It's 11:00 -- do you know where your services are? Today's enterprise has a hodgepodge of services coming from all different directions -- from enterprise packaged applications, Web 2.0 and cloud applications, and devices of every size and sort.
'Just because you aren't aware of services doesn't mean you shouldn't govern them'
If these services exist or are being brought into the enterprise, they need to all be governed -- no exceptions. That's the takeaway from a very compelling talk I heard by Gartner's SOA guru, Frank Kenney, delivered at Tibco's TUCON conference, being held this week in San Francisco.
Frank declared that SOA already completed its dip into Gartner's proverbial "Trough of Disillusionment," and has now begun climbing the "Slope of Enlightenment," which is considered the serious, post-hype stage in which companies actually finally start seeing value from their investments.
There's a roadblock, though, to SOA's advancement at this stage. SOA won't get too far up the Slope of Enlightment unless effective governance kicks in. SOA governance isn't just a nice feature to have -- it's critical. "SOA initiatives without SOA governance will fail," he emphasized repeatedly through the presentation. Get started and get started now.

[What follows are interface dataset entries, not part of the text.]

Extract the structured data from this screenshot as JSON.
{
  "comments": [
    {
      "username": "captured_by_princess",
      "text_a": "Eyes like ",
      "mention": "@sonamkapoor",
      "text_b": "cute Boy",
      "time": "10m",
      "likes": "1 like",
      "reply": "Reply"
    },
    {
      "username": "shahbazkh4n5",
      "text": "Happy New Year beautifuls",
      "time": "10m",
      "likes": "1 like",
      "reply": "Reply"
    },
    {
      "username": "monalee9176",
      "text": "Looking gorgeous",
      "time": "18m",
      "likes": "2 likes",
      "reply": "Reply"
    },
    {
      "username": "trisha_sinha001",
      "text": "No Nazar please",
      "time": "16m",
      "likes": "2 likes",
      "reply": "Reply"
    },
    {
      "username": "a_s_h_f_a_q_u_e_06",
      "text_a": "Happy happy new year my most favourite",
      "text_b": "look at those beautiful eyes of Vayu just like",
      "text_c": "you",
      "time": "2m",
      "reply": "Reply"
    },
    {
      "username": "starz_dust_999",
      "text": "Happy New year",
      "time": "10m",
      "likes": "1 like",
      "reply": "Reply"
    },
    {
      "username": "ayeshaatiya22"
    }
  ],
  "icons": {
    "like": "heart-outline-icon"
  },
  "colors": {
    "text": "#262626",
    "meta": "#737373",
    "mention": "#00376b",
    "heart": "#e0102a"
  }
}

The tools and solutions for SOA governance are getting better and better, Kenney said. But the reality is that Microsoft offers the most widely used SOA governance registry tool -- the Excel spreadsheet, he said. But, Kenney added, that's not such a bad thing. "You don't have to buy anything right away," he explained -- Excel may be the best first step toward providing the visibility needed to communicate the availability of services to the rest of enterprise.
Of course, Excel doesn't provide the more advanced capabilities needed to effectively govern SOA projects, such as security, scalability, and audit-ability. The tools are readily available, and Kenney noted that the "majority of vendors will help you meet 80% of your SOA needs today."
The challenge, however, is a lack of federation standards that hamper the ability of various parts of the organization to achieve common views on governance. SOA governance tools help with service governance, but business process management (BPM) tools are integration platforms are better suited for process governance. "Whether its around UDDI or something else, we need to address federated governance," he said. Without it, "we'll go back to old ETL [extract, transform, load] and FTP. The problem is that these things won't scale."
The problem is growing, since the number of services within enterprise walls is multiplying beyond comprehension. We're entering an age when business end-users are being actively courted by IT vendors with tools to create their own services. "If you think the only services you should govern are the ones you developed, you are wrong.... Just because you aren't aware of services doesn't mean you shouldn't govern them," Kenney said.